(Image credit: Lomography)

Lomography Konstruktor F

This build-your-own camera kit perfect for budding engineers!

Type: 35mm SLR | Lens: 50mm f/10 | Viewfinder: Twin-lens reflex viewfinder | Focus modes: Zone focusing | Flash: Optional (sold separately) | Self timer: No | User level: Teenagers and up

Fun DIY project
No batteries needed
Viewfinder awkwardly placed
Challenging to build

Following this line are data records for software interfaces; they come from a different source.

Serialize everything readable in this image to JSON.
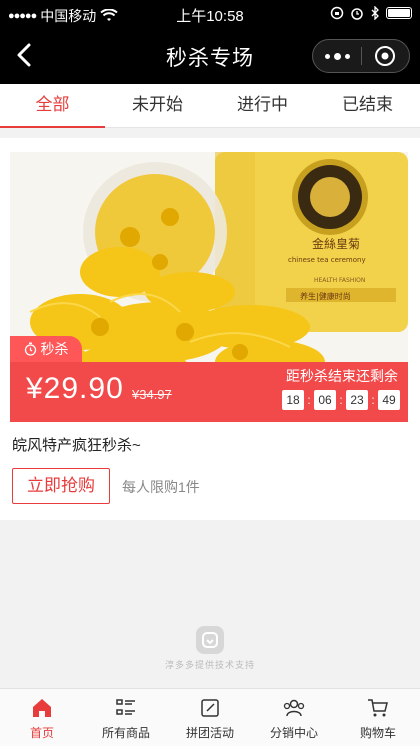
{
  "status_bar": {
    "carrier": "中国移动",
    "time": "上午10:58"
  },
  "header": {
    "title": "秒杀专场"
  },
  "tabs": [
    {
      "label": "全部",
      "active": true
    },
    {
      "label": "未开始",
      "active": false
    },
    {
      "label": "进行中",
      "active": false
    },
    {
      "label": "已结束",
      "active": false
    }
  ],
  "product": {
    "badge": "秒杀",
    "price": "¥29.90",
    "original_price": "¥34.97",
    "countdown_label": "距秒杀结束还剩余",
    "countdown": {
      "days": "18",
      "hours": "06",
      "minutes": "23",
      "seconds": "49"
    },
    "name": "皖风特产疯狂秒杀~",
    "buy_label": "立即抢购",
    "limit": "每人限购1件",
    "package_text": "金絲皇菊",
    "package_sub": "chinese tea ceremony",
    "package_small": "HEALTH FASHION",
    "package_tag": "养生|健康时尚"
  },
  "footer": {
    "brand_text": "淳多多提供技术支持"
  },
  "bottom_nav": [
    {
      "label": "首页",
      "icon": "home-icon",
      "active": true
    },
    {
      "label": "所有商品",
      "icon": "list-icon",
      "active": false
    },
    {
      "label": "拼团活动",
      "icon": "edit-icon",
      "active": false
    },
    {
      "label": "分销中心",
      "icon": "people-icon",
      "active": false
    },
    {
      "label": "购物车",
      "icon": "cart-icon",
      "active": false
    }
  ],
  "colors": {
    "accent": "#e83c3c",
    "price_bar": "#f24a4a",
    "badge": "#ff5757"
  }
}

For those who are looking for a little more of a project, it’s worth looking at the Lomography Konstruktor F, a fun build-it-yourself kit that gives you all the parts you need to assemble a fully functional 35mm SLR film camera in a matter of hours. There’s no need for glue or anything else – like an Ikea table, everything’s in the box, and there are a few extra screws for the inevitable moment one disappears through a gap in the floorboards. Be aware, though – this is not a Meccano kit. It’s pretty complicated and will take a good long time, and we wouldn’t recommend it as a project for kids younger than mid-teens. The Konstruktor F also comes with stickers, allowing it to be customised as the user pleases, and once it’s ready it functions by and large pretty well – though the controls are a little fiddly and the top-placed viewfinder might give you a crick in the neck. The finished SLR is plasticky, crude and basic by any standards, but it's an excellent grounding in how film cameras actually work.